The Cold Warriors led by the CIA became frantic and tried every method to stimulate and exacerbate hatred and animosity between Indians and Africans and they were eminently successful resulting in widespread communal violence where scores of persons were murdered and much property destroyed in the 1960’s. This was a scenario, which had never before occurred in Guyanese History and was beyond the imagination. One of the aims of the strategy of the CIA was to delay Independence indefinitely but they succeeded in delaying it for two years only for the British were determined to withdraw. Independence came in 1966 and racial relations, and especially between Indians and Africans were in ruins.
The Cold War was won by the West in the 1980’s and this, together with the great societal changes which had occurred in the half-a-century from 1950 led to the dismantling of the machinery which had been used in the electoral sphere and by the Cold Warriors to exacerbate feelings of hatred and animosity between Indians and Africans.

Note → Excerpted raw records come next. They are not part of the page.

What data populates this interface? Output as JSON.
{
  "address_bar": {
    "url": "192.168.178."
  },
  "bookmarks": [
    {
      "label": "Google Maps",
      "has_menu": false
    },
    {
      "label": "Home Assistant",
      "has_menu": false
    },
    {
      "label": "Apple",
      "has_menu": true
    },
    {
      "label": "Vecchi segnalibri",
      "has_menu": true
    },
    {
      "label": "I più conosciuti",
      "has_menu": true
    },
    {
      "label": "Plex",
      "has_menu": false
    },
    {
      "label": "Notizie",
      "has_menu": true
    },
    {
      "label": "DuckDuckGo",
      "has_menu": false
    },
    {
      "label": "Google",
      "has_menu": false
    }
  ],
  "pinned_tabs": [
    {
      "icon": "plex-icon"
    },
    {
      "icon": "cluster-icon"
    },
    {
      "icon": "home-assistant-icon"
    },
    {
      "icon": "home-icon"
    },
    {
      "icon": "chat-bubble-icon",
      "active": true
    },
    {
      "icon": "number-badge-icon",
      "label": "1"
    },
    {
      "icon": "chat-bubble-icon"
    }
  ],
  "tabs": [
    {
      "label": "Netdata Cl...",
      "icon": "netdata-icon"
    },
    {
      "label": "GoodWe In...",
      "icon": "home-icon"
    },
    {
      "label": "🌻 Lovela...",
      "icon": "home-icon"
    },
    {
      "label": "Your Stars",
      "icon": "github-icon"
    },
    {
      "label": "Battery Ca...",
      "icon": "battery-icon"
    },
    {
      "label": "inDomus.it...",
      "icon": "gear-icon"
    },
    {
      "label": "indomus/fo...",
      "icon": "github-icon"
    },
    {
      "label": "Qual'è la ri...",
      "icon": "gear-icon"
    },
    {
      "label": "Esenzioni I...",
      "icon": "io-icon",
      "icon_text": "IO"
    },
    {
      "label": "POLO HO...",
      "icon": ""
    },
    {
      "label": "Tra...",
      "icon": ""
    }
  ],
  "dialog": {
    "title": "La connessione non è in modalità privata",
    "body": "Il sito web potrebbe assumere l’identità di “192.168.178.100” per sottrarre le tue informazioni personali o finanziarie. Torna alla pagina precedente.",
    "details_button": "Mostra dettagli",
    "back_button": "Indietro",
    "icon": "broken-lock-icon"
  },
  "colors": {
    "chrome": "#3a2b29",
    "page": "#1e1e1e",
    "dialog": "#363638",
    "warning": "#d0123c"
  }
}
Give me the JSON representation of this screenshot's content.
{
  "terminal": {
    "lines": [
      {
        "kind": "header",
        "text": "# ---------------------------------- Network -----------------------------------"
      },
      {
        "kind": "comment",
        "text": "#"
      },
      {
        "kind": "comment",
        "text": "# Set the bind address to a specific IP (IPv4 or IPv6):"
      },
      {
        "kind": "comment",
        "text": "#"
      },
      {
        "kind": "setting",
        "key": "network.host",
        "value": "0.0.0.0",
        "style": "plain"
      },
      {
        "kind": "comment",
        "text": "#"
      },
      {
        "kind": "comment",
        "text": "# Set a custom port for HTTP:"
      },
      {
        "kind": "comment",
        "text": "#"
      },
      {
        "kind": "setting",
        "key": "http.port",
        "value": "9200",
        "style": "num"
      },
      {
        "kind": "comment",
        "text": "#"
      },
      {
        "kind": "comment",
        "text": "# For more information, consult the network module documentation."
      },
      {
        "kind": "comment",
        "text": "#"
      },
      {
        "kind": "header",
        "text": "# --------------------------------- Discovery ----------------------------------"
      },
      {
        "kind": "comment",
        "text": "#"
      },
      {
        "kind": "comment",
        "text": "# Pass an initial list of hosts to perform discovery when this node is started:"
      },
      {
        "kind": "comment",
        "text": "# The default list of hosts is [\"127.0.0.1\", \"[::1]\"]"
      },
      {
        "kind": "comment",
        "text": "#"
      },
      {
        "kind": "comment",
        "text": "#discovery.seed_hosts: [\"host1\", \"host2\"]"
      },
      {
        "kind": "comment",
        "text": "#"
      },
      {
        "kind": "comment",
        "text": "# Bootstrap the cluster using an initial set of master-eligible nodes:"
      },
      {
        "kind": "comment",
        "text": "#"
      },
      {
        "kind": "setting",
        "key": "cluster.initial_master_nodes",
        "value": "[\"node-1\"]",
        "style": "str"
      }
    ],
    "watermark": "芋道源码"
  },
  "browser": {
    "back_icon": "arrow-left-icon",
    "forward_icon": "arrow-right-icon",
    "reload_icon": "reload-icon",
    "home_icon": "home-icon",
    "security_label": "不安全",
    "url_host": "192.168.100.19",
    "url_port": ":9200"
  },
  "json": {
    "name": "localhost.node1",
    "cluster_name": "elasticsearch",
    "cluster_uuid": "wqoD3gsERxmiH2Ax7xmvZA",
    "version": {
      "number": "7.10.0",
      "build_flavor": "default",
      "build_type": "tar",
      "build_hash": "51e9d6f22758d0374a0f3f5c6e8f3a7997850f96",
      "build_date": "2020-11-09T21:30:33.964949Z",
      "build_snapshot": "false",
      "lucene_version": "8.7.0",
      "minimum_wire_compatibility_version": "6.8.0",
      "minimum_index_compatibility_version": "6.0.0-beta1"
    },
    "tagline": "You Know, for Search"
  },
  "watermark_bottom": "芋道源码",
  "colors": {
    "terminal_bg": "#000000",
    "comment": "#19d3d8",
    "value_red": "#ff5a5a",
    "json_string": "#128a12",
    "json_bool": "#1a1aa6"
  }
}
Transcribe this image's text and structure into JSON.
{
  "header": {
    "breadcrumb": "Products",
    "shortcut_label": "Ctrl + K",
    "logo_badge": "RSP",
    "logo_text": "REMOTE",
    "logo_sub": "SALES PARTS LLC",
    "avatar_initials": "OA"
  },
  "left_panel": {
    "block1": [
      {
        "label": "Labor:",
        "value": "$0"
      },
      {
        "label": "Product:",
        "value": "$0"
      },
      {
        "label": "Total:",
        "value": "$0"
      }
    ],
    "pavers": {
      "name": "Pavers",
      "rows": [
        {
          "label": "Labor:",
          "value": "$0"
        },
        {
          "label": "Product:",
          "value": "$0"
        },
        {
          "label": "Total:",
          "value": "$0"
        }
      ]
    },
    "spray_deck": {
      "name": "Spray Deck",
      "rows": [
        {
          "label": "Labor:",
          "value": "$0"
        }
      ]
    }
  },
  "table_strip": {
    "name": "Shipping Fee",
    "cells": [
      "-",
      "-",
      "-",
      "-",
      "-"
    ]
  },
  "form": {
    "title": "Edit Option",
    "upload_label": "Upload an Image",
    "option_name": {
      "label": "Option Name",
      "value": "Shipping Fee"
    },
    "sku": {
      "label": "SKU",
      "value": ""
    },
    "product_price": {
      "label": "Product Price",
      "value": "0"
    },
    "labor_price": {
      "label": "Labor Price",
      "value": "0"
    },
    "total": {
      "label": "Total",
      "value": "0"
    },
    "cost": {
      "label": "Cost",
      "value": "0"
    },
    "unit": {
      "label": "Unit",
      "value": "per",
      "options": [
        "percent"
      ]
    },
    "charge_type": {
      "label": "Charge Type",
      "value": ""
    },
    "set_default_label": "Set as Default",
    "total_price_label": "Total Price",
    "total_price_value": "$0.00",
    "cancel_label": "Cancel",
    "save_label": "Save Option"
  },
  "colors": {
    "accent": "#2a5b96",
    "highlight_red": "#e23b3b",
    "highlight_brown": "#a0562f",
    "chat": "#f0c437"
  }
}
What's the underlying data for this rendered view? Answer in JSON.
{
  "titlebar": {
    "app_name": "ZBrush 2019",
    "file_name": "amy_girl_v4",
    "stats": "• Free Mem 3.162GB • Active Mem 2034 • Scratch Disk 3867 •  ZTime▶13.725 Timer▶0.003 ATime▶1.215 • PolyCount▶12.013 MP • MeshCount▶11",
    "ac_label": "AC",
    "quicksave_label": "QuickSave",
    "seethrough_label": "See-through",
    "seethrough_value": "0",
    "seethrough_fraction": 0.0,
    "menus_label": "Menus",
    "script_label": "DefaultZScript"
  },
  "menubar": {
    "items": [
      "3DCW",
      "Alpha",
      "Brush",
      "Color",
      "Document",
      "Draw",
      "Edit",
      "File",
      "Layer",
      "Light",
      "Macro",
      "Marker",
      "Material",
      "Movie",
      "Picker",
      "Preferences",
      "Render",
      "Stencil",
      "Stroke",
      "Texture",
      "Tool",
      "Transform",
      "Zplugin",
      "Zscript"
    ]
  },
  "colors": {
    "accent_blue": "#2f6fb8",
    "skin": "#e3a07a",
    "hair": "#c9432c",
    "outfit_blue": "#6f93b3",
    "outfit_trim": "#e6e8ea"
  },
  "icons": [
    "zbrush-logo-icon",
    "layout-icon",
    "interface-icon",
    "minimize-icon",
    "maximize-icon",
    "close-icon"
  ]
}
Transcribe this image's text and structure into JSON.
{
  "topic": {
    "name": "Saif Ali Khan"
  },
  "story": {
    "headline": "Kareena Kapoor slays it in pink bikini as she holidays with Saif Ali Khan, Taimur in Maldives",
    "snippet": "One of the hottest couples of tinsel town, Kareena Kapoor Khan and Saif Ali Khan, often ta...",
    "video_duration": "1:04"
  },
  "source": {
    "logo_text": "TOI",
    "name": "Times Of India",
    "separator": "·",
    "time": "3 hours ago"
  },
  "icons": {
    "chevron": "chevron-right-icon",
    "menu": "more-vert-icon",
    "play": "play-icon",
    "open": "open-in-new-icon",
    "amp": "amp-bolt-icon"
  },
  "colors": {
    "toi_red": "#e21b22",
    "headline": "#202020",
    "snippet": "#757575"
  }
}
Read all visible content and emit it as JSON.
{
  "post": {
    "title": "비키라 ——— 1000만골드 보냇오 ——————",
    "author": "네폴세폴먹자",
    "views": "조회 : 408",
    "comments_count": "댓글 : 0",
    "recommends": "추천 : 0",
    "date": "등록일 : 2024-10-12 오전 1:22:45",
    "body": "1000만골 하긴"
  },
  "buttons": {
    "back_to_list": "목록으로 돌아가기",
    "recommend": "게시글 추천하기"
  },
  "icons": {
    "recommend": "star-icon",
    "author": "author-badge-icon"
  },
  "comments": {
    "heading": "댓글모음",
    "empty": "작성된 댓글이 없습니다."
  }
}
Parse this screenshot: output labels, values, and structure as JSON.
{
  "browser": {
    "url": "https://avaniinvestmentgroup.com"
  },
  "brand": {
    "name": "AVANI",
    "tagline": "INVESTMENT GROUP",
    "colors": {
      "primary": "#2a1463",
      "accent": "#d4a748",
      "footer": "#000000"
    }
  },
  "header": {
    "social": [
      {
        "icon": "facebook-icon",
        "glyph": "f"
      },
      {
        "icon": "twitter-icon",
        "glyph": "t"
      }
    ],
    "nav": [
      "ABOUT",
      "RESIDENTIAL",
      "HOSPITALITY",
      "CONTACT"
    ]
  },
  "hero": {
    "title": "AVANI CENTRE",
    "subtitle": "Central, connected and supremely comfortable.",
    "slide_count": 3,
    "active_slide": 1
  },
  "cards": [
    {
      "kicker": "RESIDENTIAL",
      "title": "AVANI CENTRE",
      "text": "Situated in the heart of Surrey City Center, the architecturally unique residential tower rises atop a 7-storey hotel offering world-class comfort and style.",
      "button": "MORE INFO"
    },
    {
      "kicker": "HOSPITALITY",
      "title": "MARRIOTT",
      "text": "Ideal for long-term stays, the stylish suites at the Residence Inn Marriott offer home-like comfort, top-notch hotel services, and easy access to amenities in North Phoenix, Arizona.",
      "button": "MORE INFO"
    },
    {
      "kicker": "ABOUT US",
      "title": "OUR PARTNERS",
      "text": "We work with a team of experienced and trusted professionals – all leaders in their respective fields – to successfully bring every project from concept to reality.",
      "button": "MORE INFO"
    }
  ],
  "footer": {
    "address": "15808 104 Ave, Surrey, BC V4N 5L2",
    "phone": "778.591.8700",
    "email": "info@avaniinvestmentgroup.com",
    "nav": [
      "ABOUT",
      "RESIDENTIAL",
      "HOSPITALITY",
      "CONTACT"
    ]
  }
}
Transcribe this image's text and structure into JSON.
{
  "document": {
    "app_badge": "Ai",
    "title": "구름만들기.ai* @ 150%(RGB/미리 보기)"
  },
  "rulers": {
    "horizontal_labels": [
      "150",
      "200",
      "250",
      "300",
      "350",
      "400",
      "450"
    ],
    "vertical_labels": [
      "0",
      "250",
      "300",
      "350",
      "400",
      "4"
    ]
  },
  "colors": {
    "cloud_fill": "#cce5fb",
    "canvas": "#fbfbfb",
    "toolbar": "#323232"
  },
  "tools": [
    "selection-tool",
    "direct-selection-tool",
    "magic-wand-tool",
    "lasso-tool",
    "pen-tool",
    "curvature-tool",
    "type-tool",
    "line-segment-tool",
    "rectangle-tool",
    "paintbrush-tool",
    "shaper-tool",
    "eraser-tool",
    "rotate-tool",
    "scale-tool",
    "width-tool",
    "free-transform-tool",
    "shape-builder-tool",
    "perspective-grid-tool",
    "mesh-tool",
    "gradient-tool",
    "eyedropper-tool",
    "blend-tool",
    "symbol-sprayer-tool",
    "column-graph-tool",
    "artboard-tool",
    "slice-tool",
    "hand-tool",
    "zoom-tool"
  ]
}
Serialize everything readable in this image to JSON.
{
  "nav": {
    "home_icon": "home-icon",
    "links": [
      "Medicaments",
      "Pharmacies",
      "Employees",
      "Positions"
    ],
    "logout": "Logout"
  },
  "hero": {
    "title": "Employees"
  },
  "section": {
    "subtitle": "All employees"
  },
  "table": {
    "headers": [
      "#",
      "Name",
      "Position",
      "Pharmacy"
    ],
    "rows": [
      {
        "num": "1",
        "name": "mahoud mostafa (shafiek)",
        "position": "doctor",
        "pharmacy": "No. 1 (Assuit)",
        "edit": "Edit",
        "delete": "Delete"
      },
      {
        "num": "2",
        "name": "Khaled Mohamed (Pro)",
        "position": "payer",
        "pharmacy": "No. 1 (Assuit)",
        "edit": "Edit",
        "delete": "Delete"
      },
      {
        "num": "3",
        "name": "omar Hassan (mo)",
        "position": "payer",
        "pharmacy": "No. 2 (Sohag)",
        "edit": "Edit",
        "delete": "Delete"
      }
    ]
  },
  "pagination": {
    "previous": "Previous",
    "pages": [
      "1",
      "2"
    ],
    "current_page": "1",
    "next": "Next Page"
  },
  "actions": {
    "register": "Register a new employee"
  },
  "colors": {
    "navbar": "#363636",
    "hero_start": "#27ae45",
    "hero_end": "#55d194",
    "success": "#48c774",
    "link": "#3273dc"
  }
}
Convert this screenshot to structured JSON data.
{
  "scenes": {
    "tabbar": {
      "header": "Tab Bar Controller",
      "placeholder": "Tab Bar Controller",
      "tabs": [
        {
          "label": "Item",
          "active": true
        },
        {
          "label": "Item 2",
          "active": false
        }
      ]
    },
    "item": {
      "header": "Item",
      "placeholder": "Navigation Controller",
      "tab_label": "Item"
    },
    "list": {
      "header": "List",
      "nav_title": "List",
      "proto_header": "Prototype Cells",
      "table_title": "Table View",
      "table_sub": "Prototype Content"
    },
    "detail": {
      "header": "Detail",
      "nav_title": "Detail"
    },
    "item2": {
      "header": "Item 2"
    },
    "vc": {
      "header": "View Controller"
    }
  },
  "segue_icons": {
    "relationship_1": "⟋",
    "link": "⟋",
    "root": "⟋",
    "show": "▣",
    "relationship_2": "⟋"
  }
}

By the turn of the 20th century to the beginning of the 21st century, Guyanese society had recovered. All Guyanese attend the same schools, go to the same hospitals, work in the same work places, fraternise in the same social spaces and affiliate with their multiracial relatives. And every day, thousands of kindnesses are proffered to each other. The only persons who speak of race as an issue are politicians or persons who are aligned, in one way or another, with politics and this fact could be ascertained if one researches into the print and electronic media over the last 20 years.
Is Guyana racist? The answer is ‘No.’ The politicians who talk of race are a dwindling breed.
(The views expressed in this article are those of the author and do not necessarily reflect the opinions of this newspaper.)
Oct 26, 2021Kaieteur News – The stakes were high on Saturday afternoon last at the Lusignan Golf Club as golfers came out in droves for the final tune up tournament sponsored by C&V Shipping, prior the...
Oct 26, 2021
Oct 26, 2021
Oct 26, 2021
Oct 25, 2021
Oct 25, 2021
Kaieteur News – The answer to the question above is that they met in a confluence last Saturday morning in my head.... more
By Sir Ronald Sanders Kaieteur News – It is nothing short of shocking to learn that, despite the fact that the world... more
Freedom of speech is our core value at Kaieteur News. If the letter/e-mail you sent was not published, and you believe that its contents were not libellous, let us know, please contact us by phone or email.
Feel free to send us your comments and/or criticisms.
Contact: 624-6456; 225-8452; 225-8458; 225-8463; 225-8465; 225-8473 or 225-8491.
Or by Email: [email protected] / [email protected]